▶ Exercise requirements
In the entries that follow, find each line with the word "selection" and copy it.

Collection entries

+ + + + +

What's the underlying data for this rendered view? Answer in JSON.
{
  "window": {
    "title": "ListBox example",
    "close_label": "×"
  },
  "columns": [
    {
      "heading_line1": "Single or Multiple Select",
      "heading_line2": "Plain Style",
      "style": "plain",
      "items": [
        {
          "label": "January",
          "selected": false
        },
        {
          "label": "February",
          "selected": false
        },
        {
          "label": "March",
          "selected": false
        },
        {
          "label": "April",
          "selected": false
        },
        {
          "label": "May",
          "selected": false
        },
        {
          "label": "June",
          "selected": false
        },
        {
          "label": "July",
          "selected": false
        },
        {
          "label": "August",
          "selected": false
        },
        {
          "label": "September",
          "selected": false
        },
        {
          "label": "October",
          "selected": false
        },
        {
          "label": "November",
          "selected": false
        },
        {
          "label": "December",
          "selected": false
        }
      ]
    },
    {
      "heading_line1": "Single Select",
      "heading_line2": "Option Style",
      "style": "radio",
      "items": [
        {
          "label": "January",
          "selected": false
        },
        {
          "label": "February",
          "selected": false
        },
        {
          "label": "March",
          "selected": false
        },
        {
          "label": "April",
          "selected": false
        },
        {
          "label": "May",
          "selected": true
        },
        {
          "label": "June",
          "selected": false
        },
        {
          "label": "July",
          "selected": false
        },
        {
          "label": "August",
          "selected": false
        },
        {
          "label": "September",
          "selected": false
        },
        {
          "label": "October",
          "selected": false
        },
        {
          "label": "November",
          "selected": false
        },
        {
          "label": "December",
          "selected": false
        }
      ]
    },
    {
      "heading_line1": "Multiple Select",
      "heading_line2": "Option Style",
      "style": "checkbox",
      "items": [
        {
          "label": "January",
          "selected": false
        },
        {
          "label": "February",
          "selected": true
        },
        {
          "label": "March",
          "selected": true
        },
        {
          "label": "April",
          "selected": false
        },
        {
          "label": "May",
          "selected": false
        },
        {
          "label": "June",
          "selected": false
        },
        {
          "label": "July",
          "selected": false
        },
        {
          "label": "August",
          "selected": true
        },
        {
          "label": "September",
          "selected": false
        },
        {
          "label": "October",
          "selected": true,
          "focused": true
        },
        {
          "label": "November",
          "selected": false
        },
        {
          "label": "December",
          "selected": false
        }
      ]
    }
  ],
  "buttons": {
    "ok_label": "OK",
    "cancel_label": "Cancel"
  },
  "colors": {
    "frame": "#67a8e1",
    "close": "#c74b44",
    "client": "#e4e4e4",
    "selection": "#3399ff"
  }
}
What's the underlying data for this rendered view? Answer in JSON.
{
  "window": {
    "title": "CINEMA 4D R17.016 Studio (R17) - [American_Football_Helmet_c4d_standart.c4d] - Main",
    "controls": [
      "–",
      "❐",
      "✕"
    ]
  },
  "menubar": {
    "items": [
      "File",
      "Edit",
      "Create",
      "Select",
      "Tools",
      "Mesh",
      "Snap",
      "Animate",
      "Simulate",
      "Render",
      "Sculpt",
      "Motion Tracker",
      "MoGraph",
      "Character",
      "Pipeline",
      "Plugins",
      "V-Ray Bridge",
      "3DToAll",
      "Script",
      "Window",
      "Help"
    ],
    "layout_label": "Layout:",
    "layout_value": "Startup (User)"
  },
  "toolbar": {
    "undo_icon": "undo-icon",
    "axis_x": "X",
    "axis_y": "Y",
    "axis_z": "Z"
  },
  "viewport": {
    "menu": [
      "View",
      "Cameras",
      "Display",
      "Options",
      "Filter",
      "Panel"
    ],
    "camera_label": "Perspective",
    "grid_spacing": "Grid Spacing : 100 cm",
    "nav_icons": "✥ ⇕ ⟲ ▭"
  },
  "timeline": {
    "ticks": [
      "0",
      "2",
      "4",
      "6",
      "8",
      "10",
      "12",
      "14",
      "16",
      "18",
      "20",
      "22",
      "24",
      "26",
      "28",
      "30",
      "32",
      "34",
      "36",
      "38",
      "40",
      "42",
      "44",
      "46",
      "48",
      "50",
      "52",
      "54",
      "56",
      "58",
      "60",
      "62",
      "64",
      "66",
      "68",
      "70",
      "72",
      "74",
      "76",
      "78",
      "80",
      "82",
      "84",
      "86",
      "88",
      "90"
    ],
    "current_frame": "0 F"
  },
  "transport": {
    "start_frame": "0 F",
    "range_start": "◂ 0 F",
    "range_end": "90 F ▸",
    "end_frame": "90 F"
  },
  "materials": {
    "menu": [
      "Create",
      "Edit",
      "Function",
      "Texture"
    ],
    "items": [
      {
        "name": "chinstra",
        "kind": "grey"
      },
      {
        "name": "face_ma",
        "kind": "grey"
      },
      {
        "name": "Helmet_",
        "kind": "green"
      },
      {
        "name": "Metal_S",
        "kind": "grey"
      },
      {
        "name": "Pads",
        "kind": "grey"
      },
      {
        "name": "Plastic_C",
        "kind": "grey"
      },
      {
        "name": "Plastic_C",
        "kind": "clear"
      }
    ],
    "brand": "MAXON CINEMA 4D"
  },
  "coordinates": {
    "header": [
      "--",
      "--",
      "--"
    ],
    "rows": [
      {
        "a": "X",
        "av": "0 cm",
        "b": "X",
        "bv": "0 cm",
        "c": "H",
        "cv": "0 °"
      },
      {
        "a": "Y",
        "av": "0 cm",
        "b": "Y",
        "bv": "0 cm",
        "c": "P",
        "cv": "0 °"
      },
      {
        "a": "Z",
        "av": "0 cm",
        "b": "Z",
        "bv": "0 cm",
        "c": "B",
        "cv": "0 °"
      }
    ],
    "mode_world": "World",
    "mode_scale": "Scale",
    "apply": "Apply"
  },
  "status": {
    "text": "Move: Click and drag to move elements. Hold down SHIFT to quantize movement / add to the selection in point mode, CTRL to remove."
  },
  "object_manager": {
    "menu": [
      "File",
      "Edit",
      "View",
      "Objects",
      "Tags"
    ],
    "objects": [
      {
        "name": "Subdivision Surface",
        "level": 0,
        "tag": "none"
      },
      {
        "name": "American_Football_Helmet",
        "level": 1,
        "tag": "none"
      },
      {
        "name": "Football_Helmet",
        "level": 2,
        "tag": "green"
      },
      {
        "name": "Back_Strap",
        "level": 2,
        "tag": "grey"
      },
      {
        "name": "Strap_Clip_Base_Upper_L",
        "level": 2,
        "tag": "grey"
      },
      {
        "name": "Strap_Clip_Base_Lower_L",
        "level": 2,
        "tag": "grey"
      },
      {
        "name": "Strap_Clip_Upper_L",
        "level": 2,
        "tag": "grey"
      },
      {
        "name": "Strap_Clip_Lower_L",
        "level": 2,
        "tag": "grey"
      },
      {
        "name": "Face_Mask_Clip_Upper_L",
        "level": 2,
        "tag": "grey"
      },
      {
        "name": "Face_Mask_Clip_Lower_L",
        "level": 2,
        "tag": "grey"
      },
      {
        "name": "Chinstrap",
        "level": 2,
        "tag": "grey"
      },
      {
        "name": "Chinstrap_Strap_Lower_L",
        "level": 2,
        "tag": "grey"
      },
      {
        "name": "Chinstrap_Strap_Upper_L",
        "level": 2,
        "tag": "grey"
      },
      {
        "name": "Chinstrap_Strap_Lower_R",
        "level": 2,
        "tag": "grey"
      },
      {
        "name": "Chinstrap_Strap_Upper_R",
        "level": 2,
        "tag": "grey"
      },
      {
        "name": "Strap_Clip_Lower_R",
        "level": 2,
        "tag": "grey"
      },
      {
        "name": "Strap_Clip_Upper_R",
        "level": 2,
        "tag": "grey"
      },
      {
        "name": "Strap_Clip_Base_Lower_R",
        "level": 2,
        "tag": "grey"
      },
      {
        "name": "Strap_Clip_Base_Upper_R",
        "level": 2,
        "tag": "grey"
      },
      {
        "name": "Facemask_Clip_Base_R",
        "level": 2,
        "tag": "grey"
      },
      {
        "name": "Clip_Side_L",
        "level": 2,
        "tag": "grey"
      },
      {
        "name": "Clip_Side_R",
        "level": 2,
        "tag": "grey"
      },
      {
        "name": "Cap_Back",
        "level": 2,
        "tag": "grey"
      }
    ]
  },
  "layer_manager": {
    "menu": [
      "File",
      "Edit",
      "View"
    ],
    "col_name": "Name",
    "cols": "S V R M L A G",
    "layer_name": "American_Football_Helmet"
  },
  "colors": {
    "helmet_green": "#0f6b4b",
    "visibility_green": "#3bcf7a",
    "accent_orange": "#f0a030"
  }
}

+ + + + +

▶ Solution to the exercise
    "selection": "#3399ff"
    "text": "Move: Click and drag to move elements. Hold down SHIFT to quantize movement / add to the selection in point mode, CTRL to remove."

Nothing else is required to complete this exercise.